TASK GOAL:
Each line of the entries below that holds "data" is needed, copied in full.

Entries taken from a collection
------------------------------------------------------------------------

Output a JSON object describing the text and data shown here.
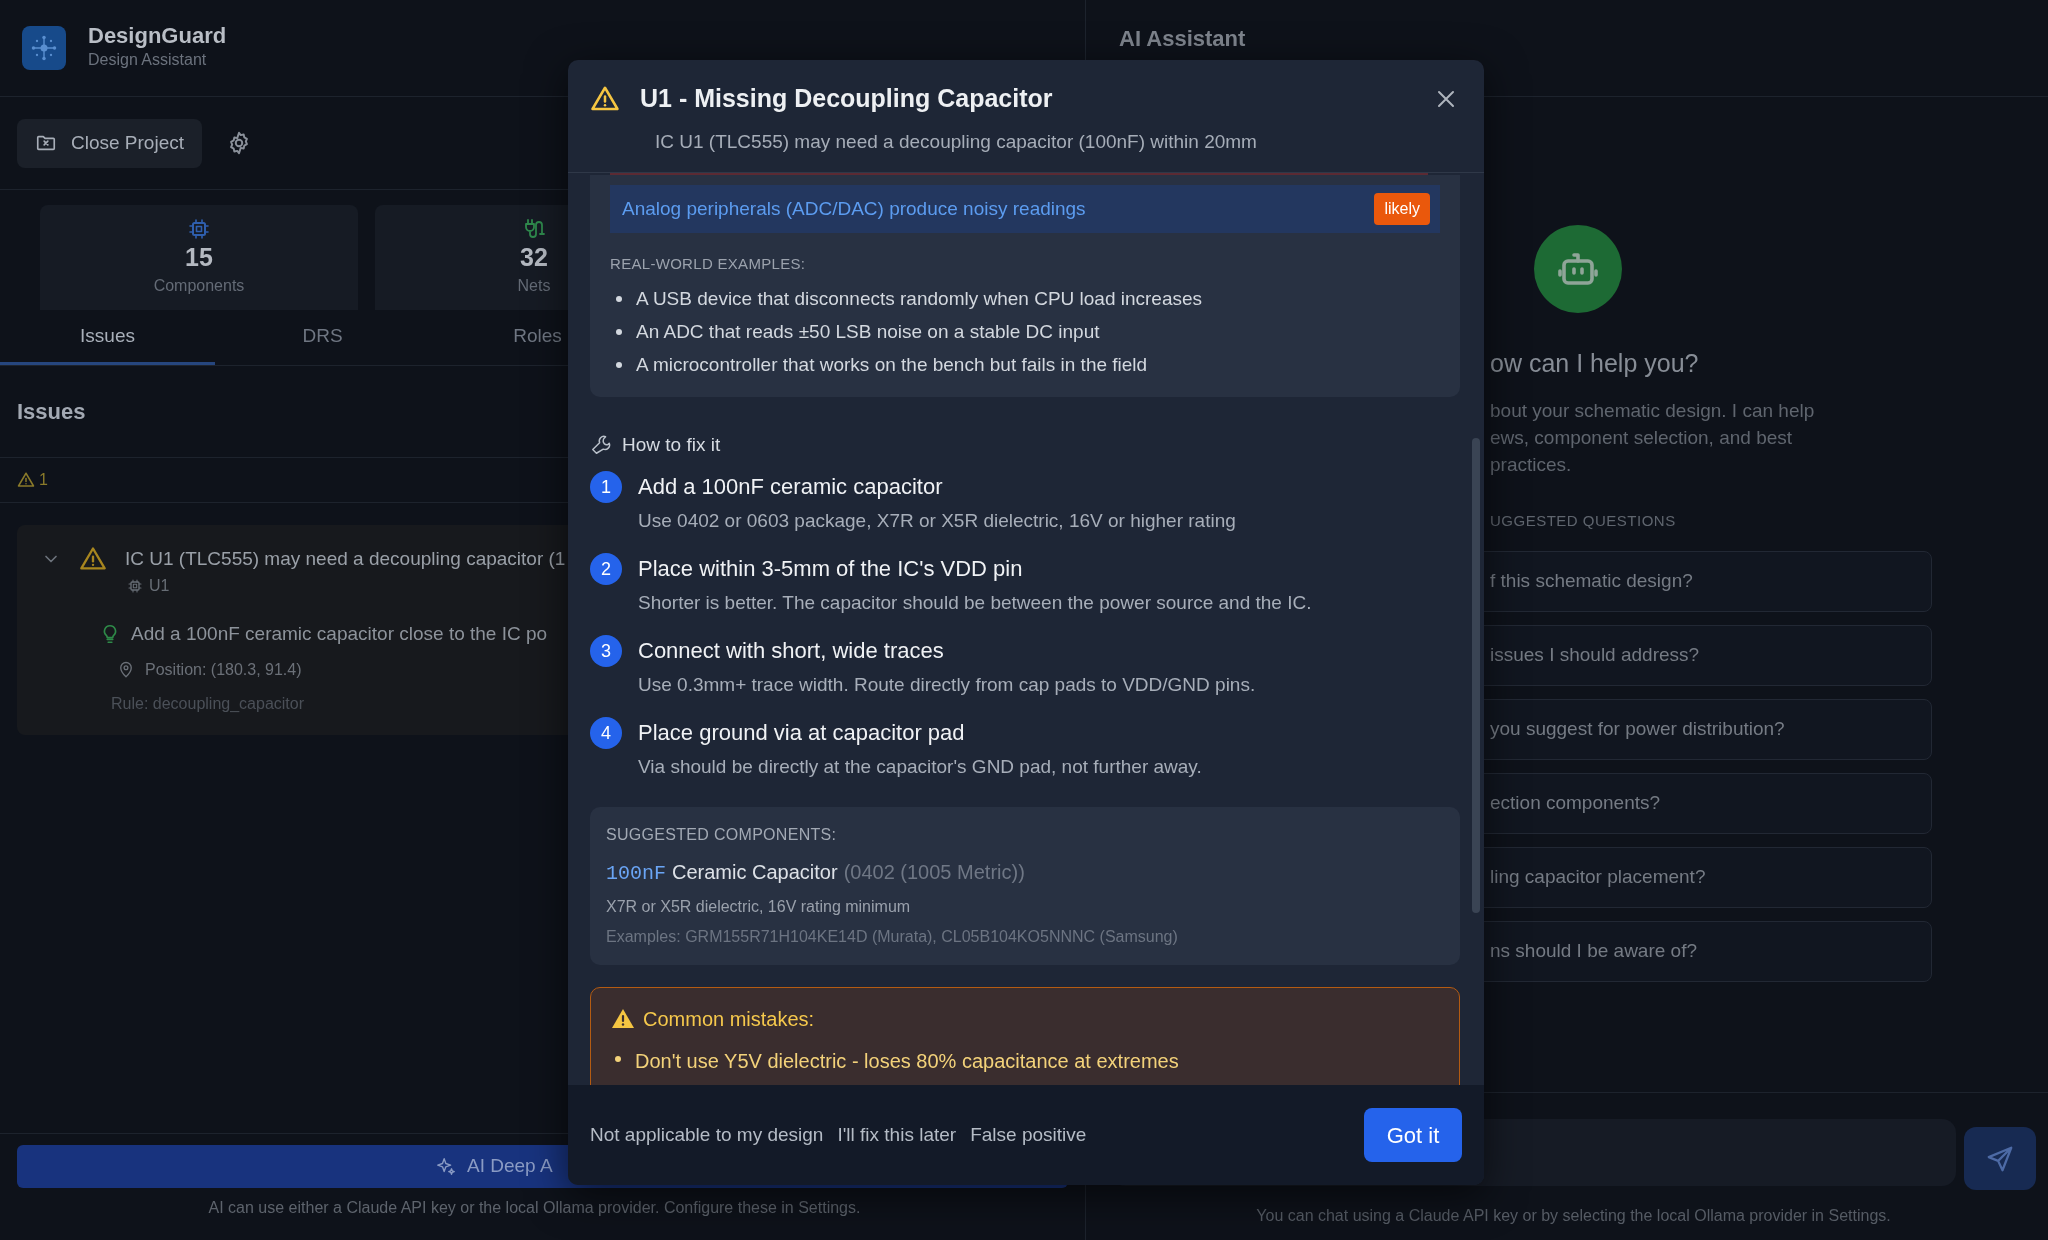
{
  "app": {
    "name": "DesignGuard",
    "subtitle": "Design Assistant"
  },
  "toolbar": {
    "close_button": "Close Project"
  },
  "stats": [
    {
      "kind": "components",
      "value": "15",
      "label": "Components"
    },
    {
      "kind": "nets",
      "value": "32",
      "label": "Nets"
    }
  ],
  "tabs": [
    {
      "label": "Issues",
      "selected": true
    },
    {
      "label": "DRS",
      "selected": false
    },
    {
      "label": "Roles",
      "selected": false
    }
  ],
  "issues_panel": {
    "heading": "Issues",
    "warning_count": "1",
    "issues": [
      {
        "title": "IC U1 (TLC555) may need a decoupling capacitor (1",
        "component": "U1",
        "expanded": true,
        "suggestion": "Add a 100nF ceramic capacitor close to the IC po",
        "position": "Position: (180.3, 91.4)",
        "rule": "Rule: decoupling_capacitor"
      }
    ]
  },
  "deep_analysis": {
    "button": "AI Deep A",
    "note": "AI can use either a Claude API key or the local Ollama provider. Configure these in Settings."
  },
  "assistant": {
    "title": "AI Assistant",
    "heading": "ow can I help you?",
    "intro": [
      "bout your schematic design. I can help",
      "ews, component selection, and best",
      "practices."
    ],
    "questions_label": "UGGESTED QUESTIONS",
    "questions": [
      "f this schematic design?",
      "issues I should address?",
      "you suggest for power distribution?",
      "ection components?",
      "ling capacitor placement?",
      "ns should I be aware of?"
    ],
    "footer": "You can chat using a Claude API key or by selecting the local Ollama provider in Settings."
  },
  "modal": {
    "title": "U1 - Missing Decoupling Capacitor",
    "subtitle": "IC U1 (TLC555) may need a decoupling capacitor (100nF) within 20mm",
    "symptom": {
      "text": "Analog peripherals (ADC/DAC) produce noisy readings",
      "likelihood": "likely"
    },
    "examples_label": "REAL-WORLD EXAMPLES:",
    "examples": [
      "A USB device that disconnects randomly when CPU load increases",
      "An ADC that reads ±50 LSB noise on a stable DC input",
      "A microcontroller that works on the bench but fails in the field"
    ],
    "fix_heading": "How to fix it",
    "steps": [
      {
        "number": "1",
        "title": "Add a 100nF ceramic capacitor",
        "detail": "Use 0402 or 0603 package, X7R or X5R dielectric, 16V or higher rating"
      },
      {
        "number": "2",
        "title": "Place within 3-5mm of the IC's VDD pin",
        "detail": "Shorter is better. The capacitor should be between the power source and the IC."
      },
      {
        "number": "3",
        "title": "Connect with short, wide traces",
        "detail": "Use 0.3mm+ trace width. Route directly from cap pads to VDD/GND pins."
      },
      {
        "number": "4",
        "title": "Place ground via at capacitor pad",
        "detail": "Via should be directly at the capacitor's GND pad, not further away."
      }
    ],
    "components_label": "SUGGESTED COMPONENTS:",
    "component": {
      "value": "100nF",
      "name": "Ceramic Capacitor",
      "package": "(0402 (1005 Metric))",
      "spec": "X7R or X5R dielectric, 16V rating minimum",
      "examples": "Examples: GRM155R71H104KE14D (Murata), CL05B104KO5NNNC (Samsung)"
    },
    "mistakes_heading": "Common mistakes:",
    "mistakes": [
      "Don't use Y5V dielectric - loses 80% capacitance at extremes"
    ],
    "actions": [
      "Not applicable to my design",
      "I'll fix this later",
      "False positive"
    ],
    "confirm_button": "Got it"
  }
}
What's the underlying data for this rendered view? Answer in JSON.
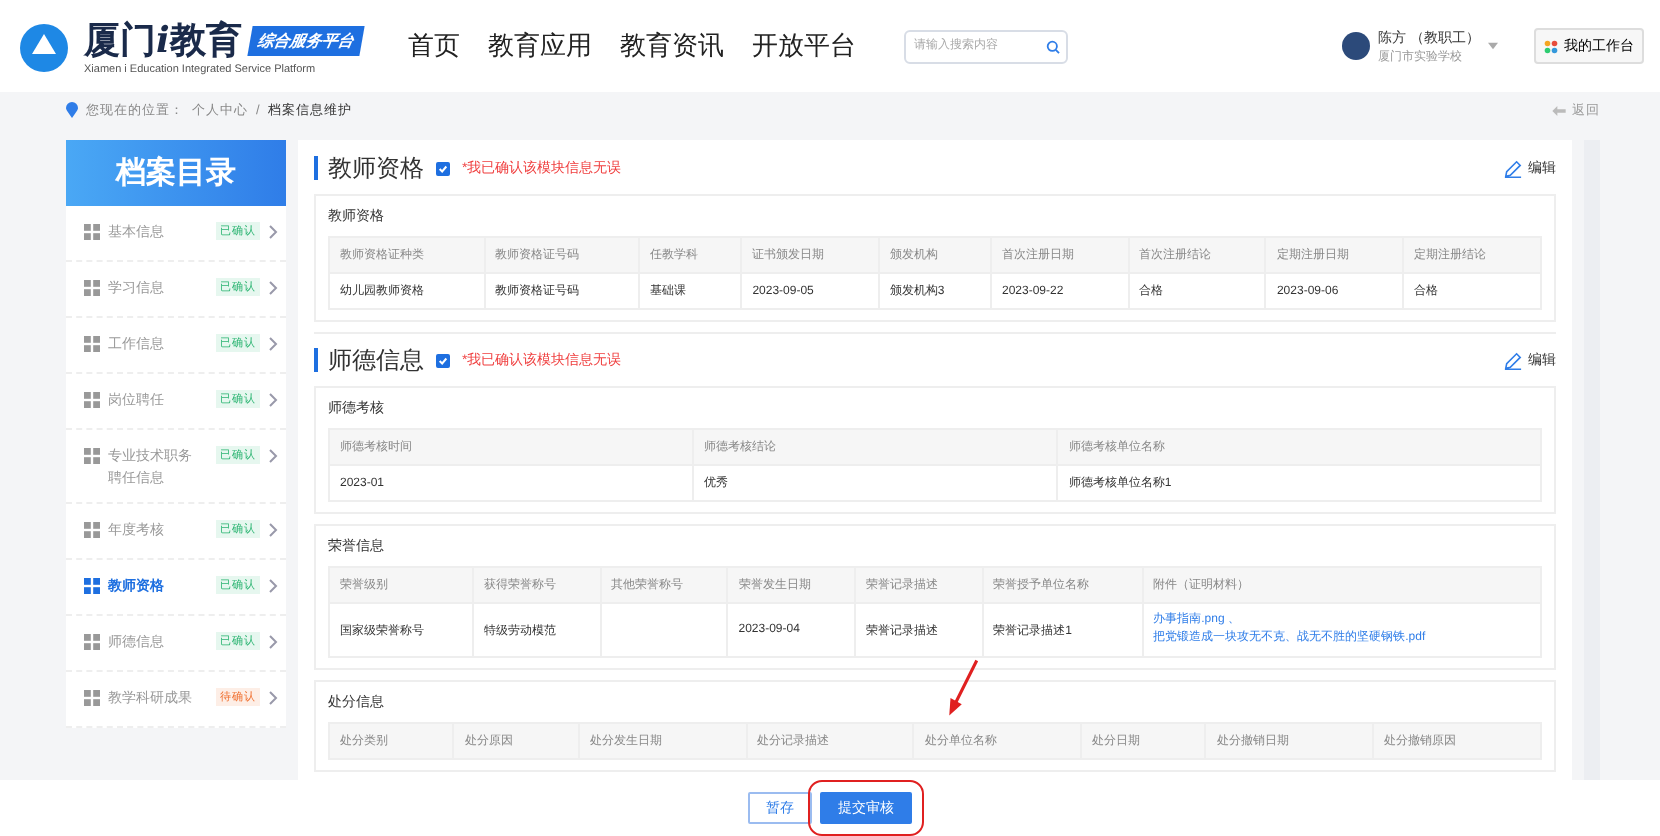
{
  "header": {
    "logo_title": "厦门",
    "logo_i": "i",
    "logo_title2": "教育",
    "logo_badge": "综合服务平台",
    "logo_subtitle": "Xiamen i Education Integrated Service Platform",
    "nav": [
      {
        "label": "首页",
        "selected": false
      },
      {
        "label": "教育应用",
        "selected": false
      },
      {
        "label": "教育资讯",
        "selected": false
      },
      {
        "label": "开放平台",
        "selected": false
      }
    ],
    "search": {
      "placeholder": "请输入搜索内容"
    },
    "user": {
      "name": "陈方 （教职工）",
      "org": "厦门市实验学校"
    },
    "workbench": "我的工作台"
  },
  "breadcrumb": {
    "prefix": "您现在的位置：",
    "items": [
      "个人中心",
      "档案信息维护"
    ],
    "separator": "/",
    "back": "返回"
  },
  "sidebar": {
    "title": "档案目录",
    "items": [
      {
        "label": "基本信息",
        "status": "已确认",
        "kind": "done",
        "selected": false
      },
      {
        "label": "学习信息",
        "status": "已确认",
        "kind": "done",
        "selected": false
      },
      {
        "label": "工作信息",
        "status": "已确认",
        "kind": "done",
        "selected": false
      },
      {
        "label": "岗位聘任",
        "status": "已确认",
        "kind": "done",
        "selected": false
      },
      {
        "label": "专业技术职务聘任信息",
        "status": "已确认",
        "kind": "done",
        "selected": false
      },
      {
        "label": "年度考核",
        "status": "已确认",
        "kind": "done",
        "selected": false
      },
      {
        "label": "教师资格",
        "status": "已确认",
        "kind": "done",
        "selected": true
      },
      {
        "label": "师德信息",
        "status": "已确认",
        "kind": "done",
        "selected": false
      },
      {
        "label": "教学科研成果",
        "status": "待确认",
        "kind": "pending",
        "selected": false
      }
    ]
  },
  "sections": [
    {
      "title": "教师资格",
      "confirm": {
        "checked": true,
        "label": "*我已确认该模块信息无误"
      },
      "edit": "编辑",
      "cards": [
        {
          "title": "教师资格",
          "columns": [
            "教师资格证种类",
            "教师资格证号码",
            "任教学科",
            "证书颁发日期",
            "颁发机构",
            "首次注册日期",
            "首次注册结论",
            "定期注册日期",
            "定期注册结论"
          ],
          "rows": [
            [
              "幼儿园教师资格",
              "教师资格证号码",
              "基础课",
              "2023-09-05",
              "颁发机构3",
              "2023-09-22",
              "合格",
              "2023-09-06",
              "合格"
            ]
          ]
        }
      ]
    },
    {
      "title": "师德信息",
      "confirm": {
        "checked": true,
        "label": "*我已确认该模块信息无误"
      },
      "edit": "编辑",
      "cards": [
        {
          "title": "师德考核",
          "columns": [
            "师德考核时间",
            "师德考核结论",
            "师德考核单位名称"
          ],
          "rows": [
            [
              "2023-01",
              "优秀",
              "师德考核单位名称1"
            ]
          ]
        },
        {
          "title": "荣誉信息",
          "columns": [
            "荣誉级别",
            "获得荣誉称号",
            "其他荣誉称号",
            "荣誉发生日期",
            "荣誉记录描述",
            "荣誉授予单位名称",
            "附件（证明材料）"
          ],
          "rows": [
            [
              "国家级荣誉称号",
              "特级劳动模范",
              "",
              "2023-09-04",
              "荣誉记录描述",
              "荣誉记录描述1",
              {
                "links": [
                  "办事指南.png 、",
                  "把党锻造成一块攻无不克、战无不胜的坚硬钢铁.pdf"
                ]
              }
            ]
          ]
        },
        {
          "title": "处分信息",
          "columns": [
            "处分类别",
            "处分原因",
            "处分发生日期",
            "处分记录描述",
            "处分单位名称",
            "处分日期",
            "处分撤销日期",
            "处分撤销原因"
          ]
        }
      ]
    }
  ],
  "footer": {
    "buttons": [
      {
        "label": "暂存",
        "kind": "secondary",
        "highlighted": false
      },
      {
        "label": "提交审核",
        "kind": "primary",
        "highlighted": true
      }
    ]
  }
}
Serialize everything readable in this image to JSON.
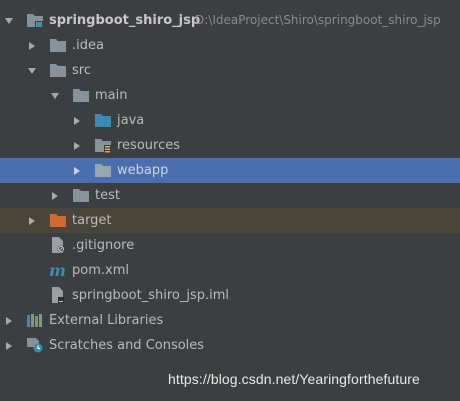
{
  "project": {
    "name": "springboot_shiro_jsp",
    "path": "D:\\IdeaProject\\Shiro\\springboot_shiro_jsp"
  },
  "tree": {
    "idea": ".idea",
    "src": "src",
    "main": "main",
    "java": "java",
    "resources": "resources",
    "webapp": "webapp",
    "test": "test",
    "target": "target",
    "gitignore": ".gitignore",
    "pom": "pom.xml",
    "iml": "springboot_shiro_jsp.iml",
    "external_libraries": "External Libraries",
    "scratches": "Scratches and Consoles"
  },
  "selected_item": "webapp",
  "icons": {
    "folder": "folder-icon",
    "source_root": "source-folder-icon",
    "resources_root": "resources-folder-icon",
    "excluded": "excluded-folder-icon",
    "git": "gitignore-file-icon",
    "maven": "maven-icon",
    "iml": "iml-file-icon",
    "libraries": "libraries-icon",
    "scratches": "scratches-icon"
  },
  "colors": {
    "background": "#3c3f41",
    "selection": "#4b6eaf",
    "excluded_row": "#4a4439",
    "folder": "#87939a",
    "source_folder": "#3d8bb3",
    "excluded_folder": "#d2692c"
  },
  "watermark": "https://blog.csdn.net/Yearingforthefuture"
}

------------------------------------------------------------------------

EXPECTED ANSWER:
Output a JSON object describing the text and data shown here.
What's the underlying data for this rendered view? Answer in JSON.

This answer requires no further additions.